Then there are the corporate games to decrease tax contributions, fine-tuned through successive "reforms" like accelerated depreciation -- "the writing off of costs of equipment and buildings faster than they actually wear out."
The end result of such maneuvers is hardly believable: "Of the 250 largest and most profitable companies in the United States, a quarter -- whose pretax profits totaled $50 billion -- paid no federal income tax at all between 1981 and 1983, and half of them didn't pay in one or more of those three years."
Zepezauer and Naiman move on to demythologize capital gains tax breaks and reveal how the middle class is "penalized for working." The authors point out that "97 percent of the benefit from the 1993 capital gains tax cut went to the richest 1 percent of the population," and that gains made on "risk venture" endeavors, often the most highly profitable investment schemes, "aren't taxed at all."
The book provides a comprehensive overview of the savings and loan bailout, of agribusiness ripoffs, tax avoidance by transnationals (of those boasting assets over $100 million, 37 percent paid no U.S. federal taxes at all in 1991; the average rate of payment for those who did was a measly one percent of gross receipts), municipal bonds and media handouts, government pension scams and insurance loopholes, nuclear, aviation, mining and export subsidies. And the list goes on -- oil and gas tax breaks under which "it would be cheaper in some cases for the government to just buy gasoline from the companies and give it to taxpayers free of charge"; logging subsidies that have detrimental consequences for grizzly bears and bald eagles; a history of destruction of street cars to benefit the auto giants; even "horse writeoffs."
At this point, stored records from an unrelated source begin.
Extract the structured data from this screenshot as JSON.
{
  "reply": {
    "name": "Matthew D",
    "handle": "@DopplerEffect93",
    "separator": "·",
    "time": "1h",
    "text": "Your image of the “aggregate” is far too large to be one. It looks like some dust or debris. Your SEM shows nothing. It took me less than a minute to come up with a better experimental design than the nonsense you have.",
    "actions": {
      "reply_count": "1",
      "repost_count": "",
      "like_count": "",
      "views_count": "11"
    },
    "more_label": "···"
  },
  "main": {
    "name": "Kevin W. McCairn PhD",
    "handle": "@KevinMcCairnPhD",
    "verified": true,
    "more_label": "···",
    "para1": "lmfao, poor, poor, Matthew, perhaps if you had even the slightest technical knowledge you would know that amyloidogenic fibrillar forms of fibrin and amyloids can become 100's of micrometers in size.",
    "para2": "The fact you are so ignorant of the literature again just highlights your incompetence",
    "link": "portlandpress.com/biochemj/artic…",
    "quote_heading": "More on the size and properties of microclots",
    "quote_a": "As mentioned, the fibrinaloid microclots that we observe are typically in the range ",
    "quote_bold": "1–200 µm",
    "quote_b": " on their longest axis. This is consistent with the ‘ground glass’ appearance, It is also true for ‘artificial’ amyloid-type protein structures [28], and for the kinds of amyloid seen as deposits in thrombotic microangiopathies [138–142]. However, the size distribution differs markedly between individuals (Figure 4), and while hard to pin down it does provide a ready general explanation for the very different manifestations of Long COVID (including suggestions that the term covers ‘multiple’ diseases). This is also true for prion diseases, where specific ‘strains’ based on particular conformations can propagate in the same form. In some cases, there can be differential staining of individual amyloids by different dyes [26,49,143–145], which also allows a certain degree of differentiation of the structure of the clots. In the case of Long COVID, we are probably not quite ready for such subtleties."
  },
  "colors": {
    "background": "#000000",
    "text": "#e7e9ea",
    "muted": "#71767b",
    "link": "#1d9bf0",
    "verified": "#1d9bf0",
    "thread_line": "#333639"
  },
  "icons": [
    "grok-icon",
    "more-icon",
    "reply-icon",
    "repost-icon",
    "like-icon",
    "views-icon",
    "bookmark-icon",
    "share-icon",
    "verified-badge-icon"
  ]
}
Key chapters expose policies that sound good for the poor and middle class but when viewed comprehensively contribute to the enrichment of an elite few and shift the tax burden to the working majority.
The authors outline how homeowners' tax breaks, for example, actually represent $29 billion in housing subsidies to wealthy families, while the entire Housing and Urban Development budget -- another resource potentially on the congressional chopping block -- totals only $26 billion. "Because these provisions are called 'deductions' and 'exemptions' rather than 'subsidies,' they're enshrined in our current tax code, and middle-class homeowners think they're the ones getting the deal. If you believe that, you're being had," Zepezauer and Naiman quip.
"It's the classic case of being tossed a few scraps from the table. If we'd simply eliminate all the handouts and boondoggles this book documents, our tax rates would drop so far, so fast, that special little deals like these homeowners' loopholes would seem archaic and silly."
Oddly enough, this book does not feed the hopelessness many U.S. citizens have been feeling since the massive transference of wealth began in the 1980s. By clarifying just how each scheme works and removing such matters from the exclusive realm of "experts" and self-interested politicians, Zepezauer and Naiman leave their once-deluded public with a sense that change to benefit all is not such a complicated task.
The authors also provide a glossary, a solid list of sources and resources and solid assurance that the economic imbalance, the health of our communities and our basic dignity can be corrected.
"Wealthfare can't stand the light of day: Once it's seen for what it is, there's enormous pressure to eliminate it," they conclude. The rest is up to those willing to follow the example of the child who was not afraid to say the bare truth about the emperor.
Leslie Wirpsa, head of NCR's West Coast Bureau in Los Angeles, is also Latin American editor.
National Catholic Reporter, February 7, 1997